• _Problem_
Could you filter the records below and return each line that holds "password"?

[Exercise input — start]

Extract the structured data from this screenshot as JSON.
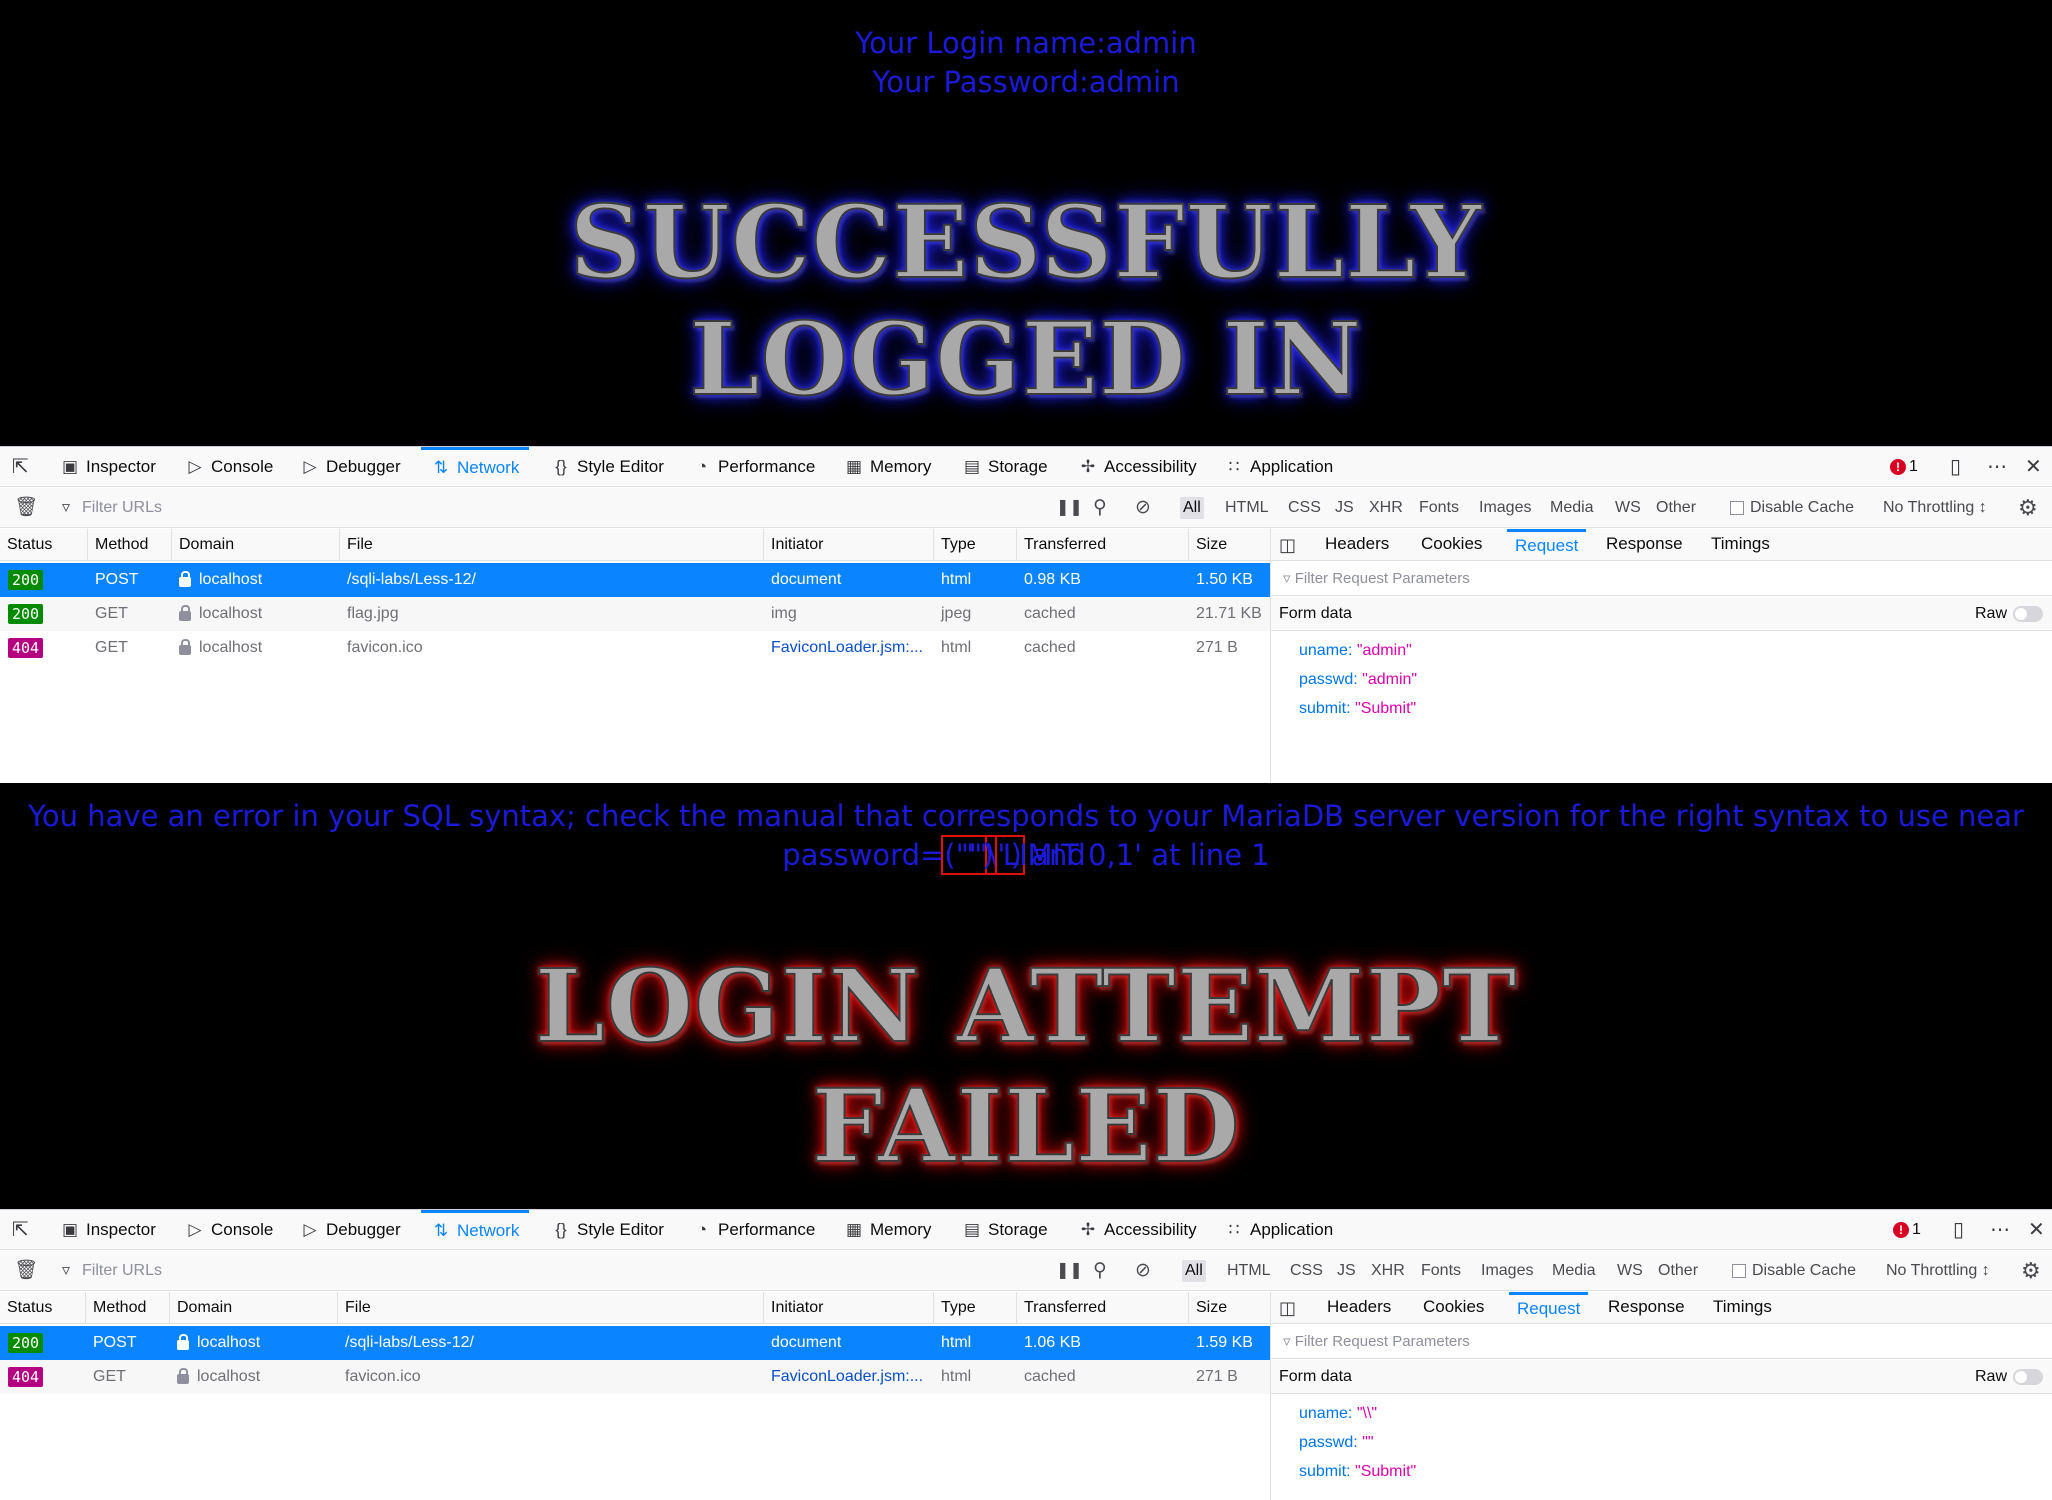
{
  "top": {
    "login_name": "Your Login name:admin",
    "password": "Your Password:admin",
    "banner_line1": "SUCCESSFULLY",
    "banner_line2": "LOGGED IN"
  },
  "bottom": {
    "error_line1_pre": "You have an error in your SQL syntax; check the manual that corresponds to your MariaDB server version for the right syntax to use near '\"",
    "error_line1_hl": "\\\")",
    "error_line1_post": " and",
    "error_line2_pre": "password=",
    "error_line2_hl": "(\"\")",
    "error_line2_post": " LIMIT 0,1' at line 1",
    "banner_line1": "LOGIN ATTEMPT",
    "banner_line2": "FAILED"
  },
  "devtools_tabs": [
    "Inspector",
    "Console",
    "Debugger",
    "Network",
    "Style Editor",
    "Performance",
    "Memory",
    "Storage",
    "Accessibility",
    "Application"
  ],
  "error_count": "1",
  "toolbar": {
    "filter_placeholder": "Filter URLs",
    "types": [
      "All",
      "HTML",
      "CSS",
      "JS",
      "XHR",
      "Fonts",
      "Images",
      "Media",
      "WS",
      "Other"
    ],
    "disable_cache": "Disable Cache",
    "throttling": "No Throttling ↕"
  },
  "columns": [
    "Status",
    "Method",
    "Domain",
    "File",
    "Initiator",
    "Type",
    "Transferred",
    "Size"
  ],
  "side_tabs": [
    "Headers",
    "Cookies",
    "Request",
    "Response",
    "Timings"
  ],
  "side_filter_placeholder": "Filter Request Parameters",
  "form_data_label": "Form data",
  "raw_label": "Raw",
  "panel1": {
    "rows": [
      {
        "status": "200",
        "method": "POST",
        "domain": "localhost",
        "file": "/sqli-labs/Less-12/",
        "initiator": "document",
        "type": "html",
        "transferred": "0.98 KB",
        "size": "1.50 KB"
      },
      {
        "status": "200",
        "method": "GET",
        "domain": "localhost",
        "file": "flag.jpg",
        "initiator": "img",
        "type": "jpeg",
        "transferred": "cached",
        "size": "21.71 KB"
      },
      {
        "status": "404",
        "method": "GET",
        "domain": "localhost",
        "file": "favicon.ico",
        "initiator": "FaviconLoader.jsm:...",
        "type": "html",
        "transferred": "cached",
        "size": "271 B"
      }
    ],
    "params": [
      {
        "key": "uname:",
        "value": "\"admin\""
      },
      {
        "key": "passwd:",
        "value": "\"admin\""
      },
      {
        "key": "submit:",
        "value": "\"Submit\""
      }
    ]
  },
  "panel2": {
    "rows": [
      {
        "status": "200",
        "method": "POST",
        "domain": "localhost",
        "file": "/sqli-labs/Less-12/",
        "initiator": "document",
        "type": "html",
        "transferred": "1.06 KB",
        "size": "1.59 KB"
      },
      {
        "status": "404",
        "method": "GET",
        "domain": "localhost",
        "file": "favicon.ico",
        "initiator": "FaviconLoader.jsm:...",
        "type": "html",
        "transferred": "cached",
        "size": "271 B"
      }
    ],
    "params": [
      {
        "key": "uname:",
        "value": "\"\\\\\""
      },
      {
        "key": "passwd:",
        "value": "\"\""
      },
      {
        "key": "submit:",
        "value": "\"Submit\""
      }
    ]
  },
  "colors": {
    "page_text": "#1a1ad8",
    "accent": "#0a84ff",
    "status_200": "#058b00",
    "status_404": "#b5007f",
    "param_key": "#0074e8",
    "param_value": "#dd00a9",
    "highlight_box": "#e01010"
  },
  "icons": [
    "pick-element-icon",
    "inspector-icon",
    "console-icon",
    "debugger-icon",
    "network-icon",
    "style-editor-icon",
    "performance-icon",
    "memory-icon",
    "storage-icon",
    "accessibility-icon",
    "application-icon",
    "error-icon",
    "responsive-icon",
    "more-icon",
    "close-icon",
    "trash-icon",
    "filter-icon",
    "pause-icon",
    "search-icon",
    "block-icon",
    "settings-icon",
    "lock-icon",
    "panel-toggle-icon"
  ]
}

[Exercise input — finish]

• _Worked solution_
    "password": "Your Password:admin",
    "error_line2_pre": "password=",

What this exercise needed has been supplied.